State the number of lines in the records underneath where the word "true" turns up, and say nothing else.

RECORD SET:
#####

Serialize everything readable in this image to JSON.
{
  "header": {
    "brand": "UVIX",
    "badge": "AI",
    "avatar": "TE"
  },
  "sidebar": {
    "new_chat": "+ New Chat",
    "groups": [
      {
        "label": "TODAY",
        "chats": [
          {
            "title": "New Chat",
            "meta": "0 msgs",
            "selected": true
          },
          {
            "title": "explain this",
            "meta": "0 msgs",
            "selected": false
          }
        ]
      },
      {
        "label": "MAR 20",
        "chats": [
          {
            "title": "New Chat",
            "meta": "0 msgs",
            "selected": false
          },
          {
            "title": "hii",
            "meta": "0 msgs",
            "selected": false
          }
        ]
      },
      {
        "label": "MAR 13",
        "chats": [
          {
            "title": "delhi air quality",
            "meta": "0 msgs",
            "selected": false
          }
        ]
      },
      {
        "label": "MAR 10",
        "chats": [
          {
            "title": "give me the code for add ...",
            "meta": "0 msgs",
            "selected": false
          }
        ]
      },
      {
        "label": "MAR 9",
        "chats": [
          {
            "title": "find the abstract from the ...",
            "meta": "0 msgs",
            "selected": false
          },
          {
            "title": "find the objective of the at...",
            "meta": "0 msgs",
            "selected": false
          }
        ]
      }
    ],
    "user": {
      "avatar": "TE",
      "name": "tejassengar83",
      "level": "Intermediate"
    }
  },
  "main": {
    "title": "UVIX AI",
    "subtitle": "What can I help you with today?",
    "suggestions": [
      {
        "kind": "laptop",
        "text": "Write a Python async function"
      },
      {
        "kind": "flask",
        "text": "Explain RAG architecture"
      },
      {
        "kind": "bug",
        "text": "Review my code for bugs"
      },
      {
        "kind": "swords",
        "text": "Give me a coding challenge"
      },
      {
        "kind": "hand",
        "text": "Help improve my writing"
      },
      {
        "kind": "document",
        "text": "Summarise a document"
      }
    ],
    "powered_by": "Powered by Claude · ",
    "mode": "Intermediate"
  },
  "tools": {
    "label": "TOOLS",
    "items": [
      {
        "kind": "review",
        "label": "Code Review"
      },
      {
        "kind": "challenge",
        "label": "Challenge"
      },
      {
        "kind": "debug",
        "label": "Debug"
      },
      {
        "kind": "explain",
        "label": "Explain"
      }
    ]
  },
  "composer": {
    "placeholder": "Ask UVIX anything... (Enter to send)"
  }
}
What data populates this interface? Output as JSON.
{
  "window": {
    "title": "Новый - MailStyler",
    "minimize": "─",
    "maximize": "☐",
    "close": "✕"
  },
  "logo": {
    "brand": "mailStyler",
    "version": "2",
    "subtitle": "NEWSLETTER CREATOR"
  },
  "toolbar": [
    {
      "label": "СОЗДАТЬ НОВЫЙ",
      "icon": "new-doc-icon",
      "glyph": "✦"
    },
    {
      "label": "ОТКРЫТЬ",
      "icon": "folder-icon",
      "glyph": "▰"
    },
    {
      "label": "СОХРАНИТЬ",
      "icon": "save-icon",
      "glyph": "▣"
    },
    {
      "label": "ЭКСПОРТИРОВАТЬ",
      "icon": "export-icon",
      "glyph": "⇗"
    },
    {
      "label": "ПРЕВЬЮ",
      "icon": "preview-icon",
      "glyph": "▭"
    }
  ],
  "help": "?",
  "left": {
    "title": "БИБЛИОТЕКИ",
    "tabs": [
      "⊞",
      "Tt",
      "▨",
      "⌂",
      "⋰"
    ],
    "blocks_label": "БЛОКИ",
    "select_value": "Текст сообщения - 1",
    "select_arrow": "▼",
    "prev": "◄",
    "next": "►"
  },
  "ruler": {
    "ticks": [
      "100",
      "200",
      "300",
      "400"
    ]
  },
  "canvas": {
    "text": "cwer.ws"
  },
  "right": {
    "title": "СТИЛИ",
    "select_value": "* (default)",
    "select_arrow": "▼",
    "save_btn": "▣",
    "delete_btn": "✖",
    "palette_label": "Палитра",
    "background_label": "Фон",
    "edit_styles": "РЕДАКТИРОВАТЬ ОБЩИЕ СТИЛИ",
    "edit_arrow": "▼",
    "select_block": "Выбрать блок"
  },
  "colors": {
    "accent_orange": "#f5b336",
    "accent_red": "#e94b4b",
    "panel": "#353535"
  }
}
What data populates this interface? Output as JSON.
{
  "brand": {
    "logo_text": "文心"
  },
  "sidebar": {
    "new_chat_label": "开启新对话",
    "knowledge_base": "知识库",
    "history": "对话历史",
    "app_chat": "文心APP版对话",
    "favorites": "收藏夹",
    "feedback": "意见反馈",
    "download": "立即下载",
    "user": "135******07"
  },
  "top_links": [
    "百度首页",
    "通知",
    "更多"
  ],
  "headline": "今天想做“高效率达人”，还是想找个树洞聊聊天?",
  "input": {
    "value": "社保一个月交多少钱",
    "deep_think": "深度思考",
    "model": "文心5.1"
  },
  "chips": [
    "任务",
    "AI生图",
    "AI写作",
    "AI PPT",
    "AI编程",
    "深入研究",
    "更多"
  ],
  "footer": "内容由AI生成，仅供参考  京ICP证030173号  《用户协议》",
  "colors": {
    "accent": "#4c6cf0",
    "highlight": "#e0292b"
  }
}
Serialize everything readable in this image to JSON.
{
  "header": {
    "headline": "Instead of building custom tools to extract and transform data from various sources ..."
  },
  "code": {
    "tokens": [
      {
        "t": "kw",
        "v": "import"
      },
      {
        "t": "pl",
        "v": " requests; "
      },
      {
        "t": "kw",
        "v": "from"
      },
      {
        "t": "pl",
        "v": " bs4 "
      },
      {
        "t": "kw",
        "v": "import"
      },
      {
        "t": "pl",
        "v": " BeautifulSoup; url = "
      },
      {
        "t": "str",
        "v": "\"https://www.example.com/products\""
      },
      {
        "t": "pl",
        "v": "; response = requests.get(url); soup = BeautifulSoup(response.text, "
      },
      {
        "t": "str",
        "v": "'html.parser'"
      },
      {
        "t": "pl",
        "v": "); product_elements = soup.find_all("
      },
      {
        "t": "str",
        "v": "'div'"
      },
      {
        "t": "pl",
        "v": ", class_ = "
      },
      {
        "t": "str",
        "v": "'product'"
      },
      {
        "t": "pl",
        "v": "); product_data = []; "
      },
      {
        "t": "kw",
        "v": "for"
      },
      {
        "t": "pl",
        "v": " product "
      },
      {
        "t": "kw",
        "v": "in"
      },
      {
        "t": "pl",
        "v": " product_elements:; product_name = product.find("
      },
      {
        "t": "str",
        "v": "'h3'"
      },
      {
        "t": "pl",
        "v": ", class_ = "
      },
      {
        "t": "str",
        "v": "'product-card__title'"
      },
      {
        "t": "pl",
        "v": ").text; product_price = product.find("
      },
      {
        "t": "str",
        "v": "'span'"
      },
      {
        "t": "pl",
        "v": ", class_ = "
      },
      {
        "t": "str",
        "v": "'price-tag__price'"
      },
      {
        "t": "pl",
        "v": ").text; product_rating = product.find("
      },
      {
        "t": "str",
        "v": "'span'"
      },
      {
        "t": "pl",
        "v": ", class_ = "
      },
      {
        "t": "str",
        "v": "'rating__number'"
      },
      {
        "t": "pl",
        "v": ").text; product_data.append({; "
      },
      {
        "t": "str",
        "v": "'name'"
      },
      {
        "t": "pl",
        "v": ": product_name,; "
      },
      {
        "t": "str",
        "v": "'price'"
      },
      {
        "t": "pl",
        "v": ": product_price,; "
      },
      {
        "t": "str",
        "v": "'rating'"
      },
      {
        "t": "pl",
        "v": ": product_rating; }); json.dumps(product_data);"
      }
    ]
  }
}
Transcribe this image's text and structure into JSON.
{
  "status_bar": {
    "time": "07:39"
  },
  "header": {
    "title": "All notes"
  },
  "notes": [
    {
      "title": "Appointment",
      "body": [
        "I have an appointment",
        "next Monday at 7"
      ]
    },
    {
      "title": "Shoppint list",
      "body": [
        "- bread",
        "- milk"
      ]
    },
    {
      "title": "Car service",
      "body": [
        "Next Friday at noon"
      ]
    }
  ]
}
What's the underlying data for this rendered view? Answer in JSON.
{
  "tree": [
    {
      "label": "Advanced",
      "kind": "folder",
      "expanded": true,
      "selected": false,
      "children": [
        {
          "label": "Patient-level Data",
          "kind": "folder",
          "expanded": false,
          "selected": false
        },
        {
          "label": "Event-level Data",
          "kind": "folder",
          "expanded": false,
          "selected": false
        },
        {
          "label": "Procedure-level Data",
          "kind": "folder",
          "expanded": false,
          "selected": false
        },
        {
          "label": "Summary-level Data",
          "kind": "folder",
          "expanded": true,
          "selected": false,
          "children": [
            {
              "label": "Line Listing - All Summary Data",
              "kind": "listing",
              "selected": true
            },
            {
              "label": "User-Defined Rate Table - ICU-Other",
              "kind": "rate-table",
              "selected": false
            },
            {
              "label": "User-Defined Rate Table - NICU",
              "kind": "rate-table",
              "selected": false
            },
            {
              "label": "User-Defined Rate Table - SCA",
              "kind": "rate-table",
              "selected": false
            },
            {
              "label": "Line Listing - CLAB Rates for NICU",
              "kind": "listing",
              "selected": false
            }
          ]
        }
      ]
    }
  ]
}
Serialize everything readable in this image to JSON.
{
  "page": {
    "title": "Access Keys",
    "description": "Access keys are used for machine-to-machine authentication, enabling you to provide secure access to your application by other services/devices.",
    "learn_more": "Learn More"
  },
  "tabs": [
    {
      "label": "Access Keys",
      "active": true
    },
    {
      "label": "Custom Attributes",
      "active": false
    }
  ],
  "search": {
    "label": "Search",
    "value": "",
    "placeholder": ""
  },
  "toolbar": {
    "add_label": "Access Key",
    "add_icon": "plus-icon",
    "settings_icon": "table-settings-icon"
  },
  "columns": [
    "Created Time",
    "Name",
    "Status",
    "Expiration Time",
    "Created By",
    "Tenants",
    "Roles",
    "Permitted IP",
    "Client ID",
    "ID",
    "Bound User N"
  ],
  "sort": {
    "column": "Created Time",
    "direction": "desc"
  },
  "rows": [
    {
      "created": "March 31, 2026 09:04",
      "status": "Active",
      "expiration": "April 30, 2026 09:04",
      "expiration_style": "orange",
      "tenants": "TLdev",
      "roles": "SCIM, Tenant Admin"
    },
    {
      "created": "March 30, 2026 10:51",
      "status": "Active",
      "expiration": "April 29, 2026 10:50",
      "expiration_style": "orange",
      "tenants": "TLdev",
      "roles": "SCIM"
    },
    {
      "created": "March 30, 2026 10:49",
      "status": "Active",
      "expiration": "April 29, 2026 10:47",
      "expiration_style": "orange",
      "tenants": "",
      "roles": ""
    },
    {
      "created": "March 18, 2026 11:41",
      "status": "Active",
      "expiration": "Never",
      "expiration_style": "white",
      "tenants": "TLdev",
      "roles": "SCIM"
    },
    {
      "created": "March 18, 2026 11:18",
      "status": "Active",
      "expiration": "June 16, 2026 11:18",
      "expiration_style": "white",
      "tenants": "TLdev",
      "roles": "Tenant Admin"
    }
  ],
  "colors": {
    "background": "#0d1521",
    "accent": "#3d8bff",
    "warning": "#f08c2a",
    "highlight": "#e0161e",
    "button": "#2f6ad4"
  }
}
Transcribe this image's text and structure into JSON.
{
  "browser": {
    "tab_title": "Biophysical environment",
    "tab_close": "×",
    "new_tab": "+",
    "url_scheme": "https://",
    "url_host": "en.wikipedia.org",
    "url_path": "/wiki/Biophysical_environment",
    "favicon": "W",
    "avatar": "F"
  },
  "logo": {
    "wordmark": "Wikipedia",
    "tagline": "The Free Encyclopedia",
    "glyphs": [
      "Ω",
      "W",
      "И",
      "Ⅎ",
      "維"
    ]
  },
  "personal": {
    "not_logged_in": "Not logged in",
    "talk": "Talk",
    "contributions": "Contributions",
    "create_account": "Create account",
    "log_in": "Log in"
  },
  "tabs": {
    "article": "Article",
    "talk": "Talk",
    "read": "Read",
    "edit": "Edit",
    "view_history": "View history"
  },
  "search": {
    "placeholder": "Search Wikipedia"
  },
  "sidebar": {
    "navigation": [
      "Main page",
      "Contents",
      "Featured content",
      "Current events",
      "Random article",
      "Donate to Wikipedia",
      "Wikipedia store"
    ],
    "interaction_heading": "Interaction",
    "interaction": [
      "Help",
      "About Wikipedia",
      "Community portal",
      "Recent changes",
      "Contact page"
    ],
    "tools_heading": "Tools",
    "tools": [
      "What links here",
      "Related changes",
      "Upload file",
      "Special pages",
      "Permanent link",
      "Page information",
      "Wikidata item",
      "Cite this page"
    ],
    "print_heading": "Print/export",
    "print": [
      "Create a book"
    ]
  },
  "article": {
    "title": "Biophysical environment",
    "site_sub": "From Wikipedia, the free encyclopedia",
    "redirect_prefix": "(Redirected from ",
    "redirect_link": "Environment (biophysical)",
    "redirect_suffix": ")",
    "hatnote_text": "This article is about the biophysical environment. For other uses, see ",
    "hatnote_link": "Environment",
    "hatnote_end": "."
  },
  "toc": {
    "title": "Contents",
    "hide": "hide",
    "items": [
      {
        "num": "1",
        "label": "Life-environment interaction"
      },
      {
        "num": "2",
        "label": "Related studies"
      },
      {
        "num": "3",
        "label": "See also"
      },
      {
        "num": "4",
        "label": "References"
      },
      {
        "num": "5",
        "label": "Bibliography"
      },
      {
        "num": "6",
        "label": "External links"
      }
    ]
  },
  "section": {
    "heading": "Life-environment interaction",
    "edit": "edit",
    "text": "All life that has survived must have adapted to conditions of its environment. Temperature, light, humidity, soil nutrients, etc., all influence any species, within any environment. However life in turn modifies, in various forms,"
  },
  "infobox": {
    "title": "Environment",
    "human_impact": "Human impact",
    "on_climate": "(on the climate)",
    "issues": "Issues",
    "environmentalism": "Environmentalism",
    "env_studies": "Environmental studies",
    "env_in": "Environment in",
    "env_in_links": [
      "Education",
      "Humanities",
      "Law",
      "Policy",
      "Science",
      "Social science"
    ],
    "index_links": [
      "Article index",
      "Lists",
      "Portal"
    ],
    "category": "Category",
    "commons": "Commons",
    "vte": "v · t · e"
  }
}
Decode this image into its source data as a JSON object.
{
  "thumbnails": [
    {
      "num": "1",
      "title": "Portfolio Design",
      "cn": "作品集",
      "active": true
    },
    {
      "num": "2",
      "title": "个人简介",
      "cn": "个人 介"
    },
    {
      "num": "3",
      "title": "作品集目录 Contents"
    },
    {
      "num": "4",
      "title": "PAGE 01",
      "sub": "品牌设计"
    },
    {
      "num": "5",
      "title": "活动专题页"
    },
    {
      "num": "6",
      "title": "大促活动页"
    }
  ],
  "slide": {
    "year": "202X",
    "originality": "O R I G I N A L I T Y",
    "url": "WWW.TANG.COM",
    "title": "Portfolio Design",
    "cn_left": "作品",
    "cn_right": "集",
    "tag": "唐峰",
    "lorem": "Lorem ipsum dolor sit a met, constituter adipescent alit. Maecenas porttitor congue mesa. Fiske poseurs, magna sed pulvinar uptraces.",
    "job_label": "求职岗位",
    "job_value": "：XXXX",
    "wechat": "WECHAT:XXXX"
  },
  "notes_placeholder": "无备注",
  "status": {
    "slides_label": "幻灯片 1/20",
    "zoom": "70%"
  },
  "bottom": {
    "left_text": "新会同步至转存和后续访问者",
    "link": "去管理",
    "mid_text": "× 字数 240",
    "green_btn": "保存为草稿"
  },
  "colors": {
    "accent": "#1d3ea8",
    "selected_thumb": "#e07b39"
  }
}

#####

TASK ANSWER: 6